The opening scene of Street Kings tells us exactly what the next two hours are going to be like. Keanu Reeves, a little bit gone to seed, wakes up grasping for his gun. He goes to the bathroom, pukes in the toilet, cleans his loaded handgun and steps out of his motel-ish apartment. We then realize it’s not morning — it’s sunset. Reeves, playing moral yet blindly violent cop, Tom Ludlow, buys exclusively airplane serving-sized vodka as his beverage of choice and drinks them in his pimped-out ride. For an L.A.P.D. bad boy, the work day has just begun.
Street Kings, the latest film based on a book by crime writer James Ellroy (who also gave us L.A. Confidential and The Black Dahlia), is gangsta rap and hip hop translated into the big screen; it revels in blood, vintage machine guns, colloquial racism, $100,000 cars and brief cameos by beautiful Latina women. However, it imports none of the MTV glitz and faux-glamour we see daily in hip-hop music videos — despite its picturesque portrayal of violence, Street Kings reads as credible and vicious. The women are a new sort of sexy (Martha Higareda is quiet and petite as Ludlow’s love interest) and the violence is always unashamedly bloody and fast-paced. The film staggers, reeling from gun fight to drug deal with a tangible intensity and never stops to rest.
In the film, Ludlow is the “tip of the spear” of a crime fighting unit under the command of the seemingly loyal Captain Jack Wander (Forrest Whitaker). When Ludlow is mistakenly implicated in his ex-partner’s death, he goes on a righteous man hunt to find the true killers. His crusade is less an attempt to assert his innocence — the corrupt LAPD is ready to “have his back” on all levels — but more of an illogical redemption mission after his inability to find justice in his wife’s death. The plot, of course, thickens, and suddenly Ludlow is dragged into the world where, as Forrest Whittaker somberly explains, “We’re all bad.” By the end of the film, after so many scenes of confused bloodshed, we choose to agree.
Though Street Kings is thematically null, it still wittily crafted. Yes, it is a brainless exposition on being gangsta no matter what your motivations (dead wife, lust for power, lust for guns, etc.); the film is successful, however, because it doesn’t try to be anything more than what it is and still defies our expectation — that it will resort to cliché. Ellroy’s precocious story line is partially to thank for Street Kings’ high entertainment value: We believe, through every scene, that we know what’s going on. Ellroy’s script, however, somehow manages to manipulate the tried-and-true cop movie formula. The dialogue and characters, in turn, subtly defy what is expected of them as per gangsta movie cliché.

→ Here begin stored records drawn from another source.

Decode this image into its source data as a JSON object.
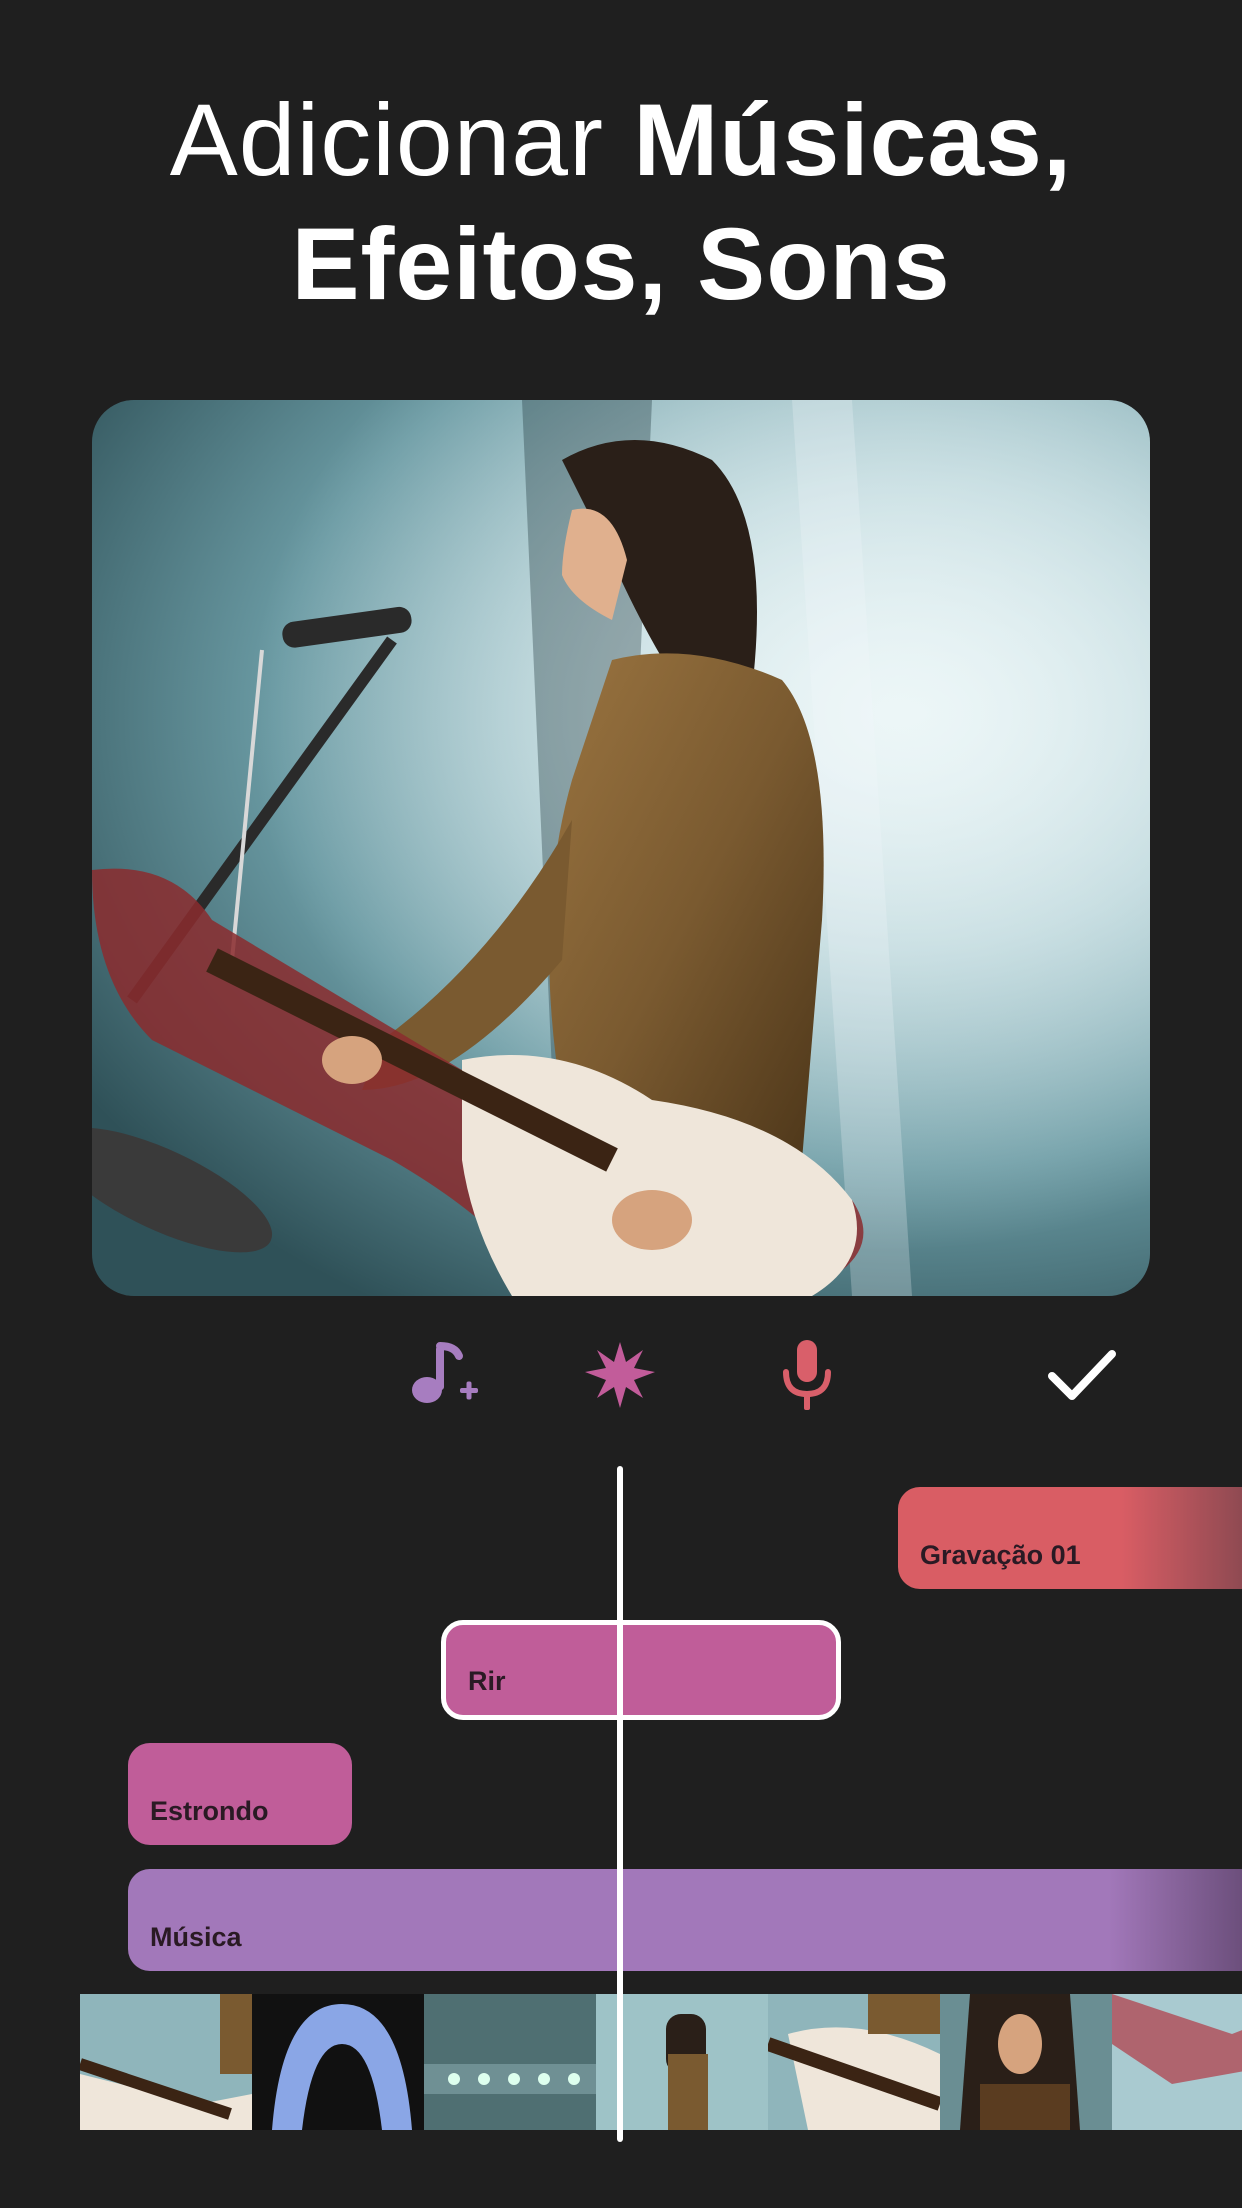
{
  "headline": {
    "line1_regular": "Adicionar ",
    "line1_bold": "Músicas,",
    "line2_bold": "Efeitos, Sons"
  },
  "preview": {
    "image": "concert-guitarist-photo"
  },
  "toolbar": {
    "icons": [
      "music-add-icon",
      "effects-burst-icon",
      "microphone-icon",
      "checkmark-icon"
    ],
    "colors": {
      "music": "#a77dc0",
      "effects": "#c25c9a",
      "mic": "#d95f6a",
      "check": "#ffffff"
    }
  },
  "tracks": {
    "recording": {
      "label": "Gravação 01",
      "color": "#d95d64"
    },
    "laugh": {
      "label": "Rir",
      "color": "#c05d99"
    },
    "boom": {
      "label": "Estrondo",
      "color": "#c05d99"
    },
    "music": {
      "label": "Música",
      "color": "#a278ba"
    }
  },
  "filmstrip": {
    "frames": 7
  }
}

For example: The drug dealer is irrationally good natured. The girlfriend is not bootliciously hot, but enticingly graceful. British actor Hugh Laurie (best known as House M.D.) makes a surprising debut as the head of Internal Affairs. A potential informant, “Grill,” played in good humor by Bay Area rap star The Game, interrupts an assault at the hands of Detective Ludlow (and a phone book), by pointing out “you supposed to ask me a question first!” Ellroy knows the characters and our expectations of their roles; on top of defying our expectations, he’s able to inject a little bit of tongue-in-cheek.
To tell the muthafuckin’ truth (while hopefully managing to avoid getting hit repeatedly in the head by Detective Ludlow and his phone book), Street Kings is not a cinematic masterpiece. It is not genius or poignant and it is rarely innovative. It’s hard to pretend that we are watching for the scenes without drugs or violence — Reeves is rather lackluster, even around a sexy Martha Higareda. However, Street Kings somehow manages to keep us watching, flinching at the sight of bullet wounds and moldy corpses in trash bags. It is a breed of film spawned from the joint success of Grand Theft Auto and The Departed — watching it elicits the joy only possible through intensely crafted cinema, and allows us to pretend that we are part of a vicious, yet picturesque, world that we know cannot be entirely real.